Are you a home buyer looking for a property with installed smart devices? If so, the remainder of this post offers helpful tips that you might find useful.

Look for Devices You Will Use

At the top of the list is looking for innovative devices you will use. According to Vivint Smart Home, there are a few essential devices applicable to every smart home scenario:

  • Smart Thermostat – A smart thermostat offers three things: automation, remote access, and the ability to learn your routine and self-adjust.
  • Smart Locks – A smart lock is an electronic door lock that offers keyless entry and remote access.
  • Smart Lighting – Smart lighting can be programmed according to your schedule. It can also be operated with a smart speaker and accessed remotely with a mobile app.

These are the three entry-level devices most home buyers should focus on. They are the ones most likely to be used. The point is that by investing in smart devices, you will not use waste money.

Consider Home Security

Years ago, home automation and home security were considered separate disciplines. That is not the case these days. Companies like Vivint Smart Home integrate automation and security across the board. As a homebuyer, this suggests that you consider alarm systems, surveillance cameras, and smart smoke alarms in your search for a new home.

Consider Product Integration

Purchasing a home with smart devices already installed can lead to challenges if you plan to add new devices later on. To that end, product integration is an important thing. Will the already installed devices fully integrate with whatever you install later on? Do not just assume they will.

Here is an example: Vivint packages integrate with several devices, including Nest thermostats, Ring video doorbells, and smart speakers from Google and Amazon. So if the homes you are looking at a feature

from any of these brands, it is a safe bet that future investment in a Vivint system would not be a problem. But investing in a system from another brand might be.

Think About Remote Access

One of the things that makes a smart home truly smart is remote access. In other words, you should be able to control your smart thermostat and light even when you are not at home. Planning for this during the home shopping process dictates writing down installed devices and their manufacturers, then doing your research to find out if the devices offer remote access.

It might seem like a lot of work to consider all of these things when shopping for a home but doing so is worth it. Finding a home with installed smart devices gives you a leg up on creating the smart home you have always dreamed of.
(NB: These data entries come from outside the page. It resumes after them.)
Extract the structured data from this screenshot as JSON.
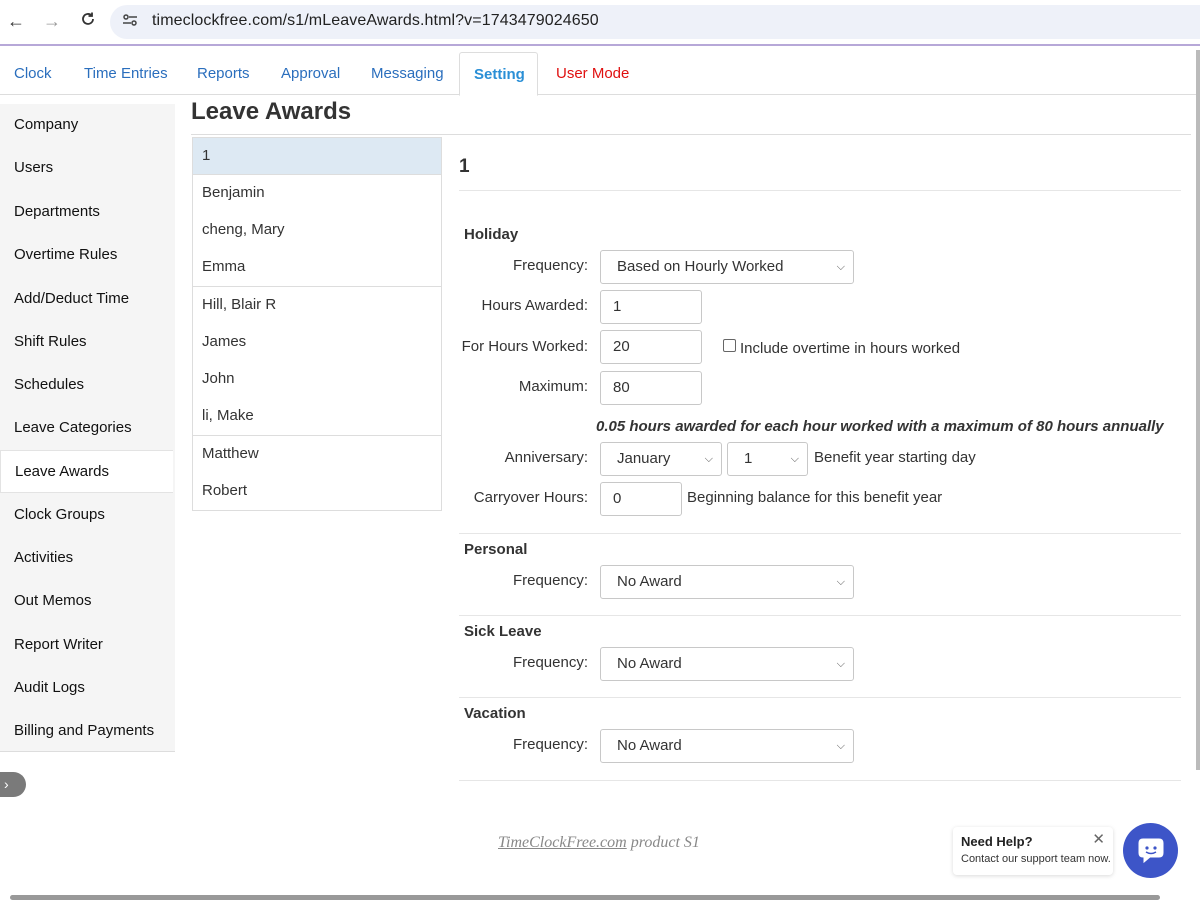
{
  "browser": {
    "url": "timeclockfree.com/s1/mLeaveAwards.html?v=1743479024650"
  },
  "tabs": [
    {
      "label": "Clock"
    },
    {
      "label": "Time Entries"
    },
    {
      "label": "Reports"
    },
    {
      "label": "Approval"
    },
    {
      "label": "Messaging"
    },
    {
      "label": "Setting"
    },
    {
      "label": "User Mode"
    }
  ],
  "sidebar": {
    "items": [
      {
        "label": "Company"
      },
      {
        "label": "Users"
      },
      {
        "label": "Departments"
      },
      {
        "label": "Overtime Rules"
      },
      {
        "label": "Add/Deduct Time"
      },
      {
        "label": "Shift Rules"
      },
      {
        "label": "Schedules"
      },
      {
        "label": "Leave Categories"
      },
      {
        "label": "Leave Awards"
      },
      {
        "label": "Clock Groups"
      },
      {
        "label": "Activities"
      },
      {
        "label": "Out Memos"
      },
      {
        "label": "Report Writer"
      },
      {
        "label": "Audit Logs"
      },
      {
        "label": "Billing and Payments"
      }
    ],
    "active": "Leave Awards",
    "collapse_glyph": "›"
  },
  "page": {
    "title": "Leave Awards"
  },
  "employees": [
    {
      "name": "1"
    },
    {
      "name": "Benjamin"
    },
    {
      "name": "cheng, Mary"
    },
    {
      "name": "Emma"
    },
    {
      "name": "Hill, Blair R"
    },
    {
      "name": "James"
    },
    {
      "name": "John"
    },
    {
      "name": "li, Make"
    },
    {
      "name": "Matthew"
    },
    {
      "name": "Robert"
    }
  ],
  "detail": {
    "title": "1",
    "holiday": {
      "heading": "Holiday",
      "frequency_label": "Frequency:",
      "frequency_value": "Based on Hourly Worked",
      "hours_awarded_label": "Hours Awarded:",
      "hours_awarded_value": "1",
      "for_hours_label": "For Hours Worked:",
      "for_hours_value": "20",
      "include_overtime_label": "Include overtime in hours worked",
      "maximum_label": "Maximum:",
      "maximum_value": "80",
      "summary": "0.05 hours awarded for each hour worked with a maximum of 80 hours annually",
      "anniversary_label": "Anniversary:",
      "anniversary_month": "January",
      "anniversary_day": "1",
      "anniversary_note": "Benefit year starting day",
      "carryover_label": "Carryover Hours:",
      "carryover_value": "0",
      "carryover_note": "Beginning balance for this benefit year"
    },
    "personal": {
      "heading": "Personal",
      "frequency_label": "Frequency:",
      "frequency_value": "No Award"
    },
    "sick": {
      "heading": "Sick Leave",
      "frequency_label": "Frequency:",
      "frequency_value": "No Award"
    },
    "vacation": {
      "heading": "Vacation",
      "frequency_label": "Frequency:",
      "frequency_value": "No Award"
    }
  },
  "footer": {
    "link_text": "TimeClockFree.com",
    "suffix": " product S1"
  },
  "help": {
    "title": "Need Help?",
    "subtitle": "Contact our support team now.",
    "close_glyph": "✕"
  },
  "colors": {
    "tab_link": "#2a6ebd",
    "active_tab": "#2a8fd6",
    "user_mode": "#e01010",
    "chat_button": "#3d55c8",
    "selected_row": "#dde9f3"
  }
}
Timothy Washington
Hardcore internetaholic. Social media nerd. General writer. Freelance travel junkie. Music practitioner. Twitter guru. Alcohol maven. In 2008 I was writing about wooden trains for fun and profit. Earned praised for my work researching fatback in Los Angeles, CA. Spent 2001-2006 lecturing about walnuts in Cuba. Earned praise for analyzing tattoos on Wall Street. Uniquely-equipped for deploying wooden horses in Jacksonville, FL. Spent a year lecturing about tar in Salisbury, MD.